Exercise input >>
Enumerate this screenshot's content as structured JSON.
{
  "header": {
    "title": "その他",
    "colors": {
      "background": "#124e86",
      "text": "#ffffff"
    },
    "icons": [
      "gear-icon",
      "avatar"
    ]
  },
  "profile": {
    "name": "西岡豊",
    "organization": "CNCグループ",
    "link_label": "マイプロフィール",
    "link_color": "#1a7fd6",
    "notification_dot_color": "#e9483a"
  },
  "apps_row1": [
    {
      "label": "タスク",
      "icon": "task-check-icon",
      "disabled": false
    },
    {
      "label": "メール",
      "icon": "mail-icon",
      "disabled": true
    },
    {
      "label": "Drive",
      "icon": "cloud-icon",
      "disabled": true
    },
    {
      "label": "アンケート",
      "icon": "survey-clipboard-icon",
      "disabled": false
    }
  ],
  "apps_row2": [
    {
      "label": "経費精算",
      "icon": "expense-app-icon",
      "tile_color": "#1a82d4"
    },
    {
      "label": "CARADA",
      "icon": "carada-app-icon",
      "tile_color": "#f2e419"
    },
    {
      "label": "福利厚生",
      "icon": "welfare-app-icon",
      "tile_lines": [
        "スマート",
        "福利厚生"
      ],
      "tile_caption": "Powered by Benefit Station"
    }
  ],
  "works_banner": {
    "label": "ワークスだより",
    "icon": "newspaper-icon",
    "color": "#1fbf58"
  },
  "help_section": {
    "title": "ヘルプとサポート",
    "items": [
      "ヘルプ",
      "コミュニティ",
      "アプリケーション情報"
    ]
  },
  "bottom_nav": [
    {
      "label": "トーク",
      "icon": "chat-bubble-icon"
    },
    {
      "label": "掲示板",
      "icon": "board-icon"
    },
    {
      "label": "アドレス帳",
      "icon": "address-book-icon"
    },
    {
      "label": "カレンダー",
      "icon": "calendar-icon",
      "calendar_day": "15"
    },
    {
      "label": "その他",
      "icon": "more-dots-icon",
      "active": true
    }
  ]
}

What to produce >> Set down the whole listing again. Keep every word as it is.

Solution to the problem >>
Enumerate this screenshot's content as structured JSON.
{
  "header": {
    "title": "その他",
    "colors": {
      "background": "#124e86",
      "text": "#ffffff"
    },
    "icons": [
      "gear-icon",
      "avatar"
    ]
  },
  "profile": {
    "name": "西岡豊",
    "organization": "CNCグループ",
    "link_label": "マイプロフィール",
    "link_color": "#1a7fd6",
    "notification_dot_color": "#e9483a"
  },
  "apps_row1": [
    {
      "label": "タスク",
      "icon": "task-check-icon",
      "disabled": false
    },
    {
      "label": "メール",
      "icon": "mail-icon",
      "disabled": true
    },
    {
      "label": "Drive",
      "icon": "cloud-icon",
      "disabled": true
    },
    {
      "label": "アンケート",
      "icon": "survey-clipboard-icon",
      "disabled": false
    }
  ],
  "apps_row2": [
    {
      "label": "経費精算",
      "icon": "expense-app-icon",
      "tile_color": "#1a82d4"
    },
    {
      "label": "CARADA",
      "icon": "carada-app-icon",
      "tile_color": "#f2e419"
    },
    {
      "label": "福利厚生",
      "icon": "welfare-app-icon",
      "tile_lines": [
        "スマート",
        "福利厚生"
      ],
      "tile_caption": "Powered by Benefit Station"
    }
  ],
  "works_banner": {
    "label": "ワークスだより",
    "icon": "newspaper-icon",
    "color": "#1fbf58"
  },
  "help_section": {
    "title": "ヘルプとサポート",
    "items": [
      "ヘルプ",
      "コミュニティ",
      "アプリケーション情報"
    ]
  },
  "bottom_nav": [
    {
      "label": "トーク",
      "icon": "chat-bubble-icon"
    },
    {
      "label": "掲示板",
      "icon": "board-icon"
    },
    {
      "label": "アドレス帳",
      "icon": "address-book-icon"
    },
    {
      "label": "カレンダー",
      "icon": "calendar-icon",
      "calendar_day": "15"
    },
    {
      "label": "その他",
      "icon": "more-dots-icon",
      "active": true
    }
  ]
}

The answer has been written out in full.